When I heard Gordon Ramsay was opening up a restaurant in Montreal, I immediately added Gordon Ramsay’s first Canadian venture to my ever growing list of “Must Eats When In Montreal”. Smoked meat, bagels, poutine AND Gordon Ramsay in one city? Too amazing for words! So when I had the opportunity to hit up Montreal for 24 hours, the first place I went to was Laurier Gordon Ramsay.

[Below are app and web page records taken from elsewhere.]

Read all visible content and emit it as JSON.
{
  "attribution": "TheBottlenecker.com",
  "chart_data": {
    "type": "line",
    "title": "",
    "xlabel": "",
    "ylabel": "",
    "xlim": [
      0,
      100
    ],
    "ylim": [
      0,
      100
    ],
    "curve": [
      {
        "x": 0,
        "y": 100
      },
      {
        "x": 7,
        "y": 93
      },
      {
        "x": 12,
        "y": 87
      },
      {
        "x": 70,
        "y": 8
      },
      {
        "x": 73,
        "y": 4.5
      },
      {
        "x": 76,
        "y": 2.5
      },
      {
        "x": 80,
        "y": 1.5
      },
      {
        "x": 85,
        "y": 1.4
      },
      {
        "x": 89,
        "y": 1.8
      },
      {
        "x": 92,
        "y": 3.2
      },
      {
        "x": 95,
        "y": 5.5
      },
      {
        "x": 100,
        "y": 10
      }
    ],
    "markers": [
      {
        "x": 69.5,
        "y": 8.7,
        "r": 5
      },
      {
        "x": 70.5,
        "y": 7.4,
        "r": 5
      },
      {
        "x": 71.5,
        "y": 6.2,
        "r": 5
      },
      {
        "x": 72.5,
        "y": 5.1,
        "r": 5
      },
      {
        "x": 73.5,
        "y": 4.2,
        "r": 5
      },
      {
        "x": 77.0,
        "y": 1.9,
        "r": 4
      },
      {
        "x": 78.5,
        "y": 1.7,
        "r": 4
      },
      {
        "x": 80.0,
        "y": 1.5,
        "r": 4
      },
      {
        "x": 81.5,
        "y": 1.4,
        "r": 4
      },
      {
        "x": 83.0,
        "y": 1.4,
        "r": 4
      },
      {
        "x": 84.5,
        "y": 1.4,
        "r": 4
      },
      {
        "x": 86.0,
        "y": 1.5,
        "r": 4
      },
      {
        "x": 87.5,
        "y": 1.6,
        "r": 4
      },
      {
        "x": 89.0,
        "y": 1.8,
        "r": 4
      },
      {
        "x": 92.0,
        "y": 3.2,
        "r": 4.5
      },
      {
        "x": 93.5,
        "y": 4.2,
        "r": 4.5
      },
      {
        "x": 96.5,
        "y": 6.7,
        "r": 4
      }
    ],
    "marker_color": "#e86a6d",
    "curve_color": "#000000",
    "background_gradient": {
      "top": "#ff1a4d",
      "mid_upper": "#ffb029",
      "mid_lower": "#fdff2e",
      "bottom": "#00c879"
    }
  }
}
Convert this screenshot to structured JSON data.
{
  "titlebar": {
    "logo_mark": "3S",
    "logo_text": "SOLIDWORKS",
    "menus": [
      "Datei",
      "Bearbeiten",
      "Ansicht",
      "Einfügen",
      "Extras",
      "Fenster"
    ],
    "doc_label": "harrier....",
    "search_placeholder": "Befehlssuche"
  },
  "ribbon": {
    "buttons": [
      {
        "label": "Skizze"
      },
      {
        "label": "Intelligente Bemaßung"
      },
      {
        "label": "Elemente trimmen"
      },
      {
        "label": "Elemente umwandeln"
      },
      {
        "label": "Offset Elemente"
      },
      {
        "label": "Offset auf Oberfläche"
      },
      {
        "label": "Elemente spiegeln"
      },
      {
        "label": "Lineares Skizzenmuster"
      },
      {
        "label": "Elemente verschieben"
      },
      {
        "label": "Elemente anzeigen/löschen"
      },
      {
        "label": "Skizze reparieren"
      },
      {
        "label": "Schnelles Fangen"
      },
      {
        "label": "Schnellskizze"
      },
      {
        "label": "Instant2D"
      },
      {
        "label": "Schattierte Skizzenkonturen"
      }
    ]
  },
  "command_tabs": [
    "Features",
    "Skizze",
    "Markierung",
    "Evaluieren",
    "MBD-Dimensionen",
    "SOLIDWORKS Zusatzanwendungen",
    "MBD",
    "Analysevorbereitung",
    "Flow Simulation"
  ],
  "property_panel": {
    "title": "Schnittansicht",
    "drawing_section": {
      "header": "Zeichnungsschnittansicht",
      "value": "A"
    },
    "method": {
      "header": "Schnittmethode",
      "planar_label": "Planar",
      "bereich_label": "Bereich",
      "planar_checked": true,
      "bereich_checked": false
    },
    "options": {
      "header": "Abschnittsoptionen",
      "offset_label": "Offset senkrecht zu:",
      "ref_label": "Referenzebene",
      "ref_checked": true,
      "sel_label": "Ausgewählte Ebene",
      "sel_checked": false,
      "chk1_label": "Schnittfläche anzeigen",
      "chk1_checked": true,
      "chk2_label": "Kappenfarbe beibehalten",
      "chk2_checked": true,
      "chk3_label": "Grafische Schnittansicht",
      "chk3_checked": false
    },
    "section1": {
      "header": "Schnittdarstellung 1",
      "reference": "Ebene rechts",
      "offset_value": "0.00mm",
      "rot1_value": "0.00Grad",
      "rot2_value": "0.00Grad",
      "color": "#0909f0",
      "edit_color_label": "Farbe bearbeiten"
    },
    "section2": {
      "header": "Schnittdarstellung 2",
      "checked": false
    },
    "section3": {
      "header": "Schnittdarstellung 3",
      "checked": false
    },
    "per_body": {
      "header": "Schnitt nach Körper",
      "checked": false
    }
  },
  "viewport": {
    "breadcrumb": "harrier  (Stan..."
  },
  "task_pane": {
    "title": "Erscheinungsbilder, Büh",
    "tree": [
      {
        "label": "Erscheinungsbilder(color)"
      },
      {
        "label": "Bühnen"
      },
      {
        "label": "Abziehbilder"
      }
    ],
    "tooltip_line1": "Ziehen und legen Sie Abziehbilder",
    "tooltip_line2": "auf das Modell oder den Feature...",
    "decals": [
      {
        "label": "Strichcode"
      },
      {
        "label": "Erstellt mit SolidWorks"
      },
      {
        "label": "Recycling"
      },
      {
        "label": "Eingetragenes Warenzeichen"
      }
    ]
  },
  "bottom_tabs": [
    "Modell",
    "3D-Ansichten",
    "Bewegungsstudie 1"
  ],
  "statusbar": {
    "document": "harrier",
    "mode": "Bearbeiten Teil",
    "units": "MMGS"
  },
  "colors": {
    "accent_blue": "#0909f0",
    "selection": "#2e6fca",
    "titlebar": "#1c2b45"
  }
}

Nestled amongst the Christmas lights of Laurier Avenue West, this former rotisserie family restaurant in Outremont was the perfect place to cozy up in on a cold December night. I’ve dined at Ramsay’s Maze restaurant in Prague and his At The London in NYC, but as I stepped inside Laurier I admired the completely different atmosphere. Unlike the elegant lounge of Maze or the five star world of At The London, walking into Laurier felt as though one was walking into a friend’s home. From the elegant black and white exterior to the warm wooden paneled dining room and solid wood tables, Ramsay kept it simple, and catered to the local neighbourhood (rule #1 from Kitchen Nightmares).
Little touches such as the jar of homemade pickles on each table and the metal bucket of fresh roles and logo branded butter are unique but not pretentious.While an extensive wine list makes me realize I’ll be spending more on wine then I will on my meal, with such reasonable prices (an average main is about $15 CAN) I’m enticed to splurge a bit more. Everything on the menu looks deliciously heart warming, and I finally settle on a classic French onion soup, which should be a testament of the menu’s focus on local comfort food.
The French onion soup is perfection from the crusty layer of Gruyere cheese to the well seasoned beef broth and soft carmelized onions soaking the fresh croutons below, there is comfort in every bite.
The main course was even harder to select: tourtiere? Beer battered fish ‘n’ chips? Chicken pot pie? Wood planked salmon? Oh if only there was more time! However, the specialty of Laurier is their rotisserie which features grain fed, naturally raised Quebec chickens (Kitchen Nightmares rule#2: use local produce!), and so I finally decided that this is the optimal choice.
Now it may seem strange to compare Swiss Chalet with Gordon Ramsay, but just imagine if Swiss Chalet was actually made with real chicken. Imagine if you had this fresh, cooked to perfection chicken whose juices are held in by thin, crispy, well seasoned skin, complete with crunchy coleslaw and hand cut fries alongside silky gravy for dipping. I will now forever love Gordon Ramsay because he has made me the most divine Swiss Chalet dinner, ever.
Our group ate, drank and relaxed for about 3 hours, and not once did we feel rushed by the waiters to leave, something that I really appreciated.
With reasonable prices, local produce and a warm, inviting atmosphere, Laurier confirms one thing: Ramsay abides by his own rules, meaning no matter which restaurant of his I dine in, the experience will always be amazing.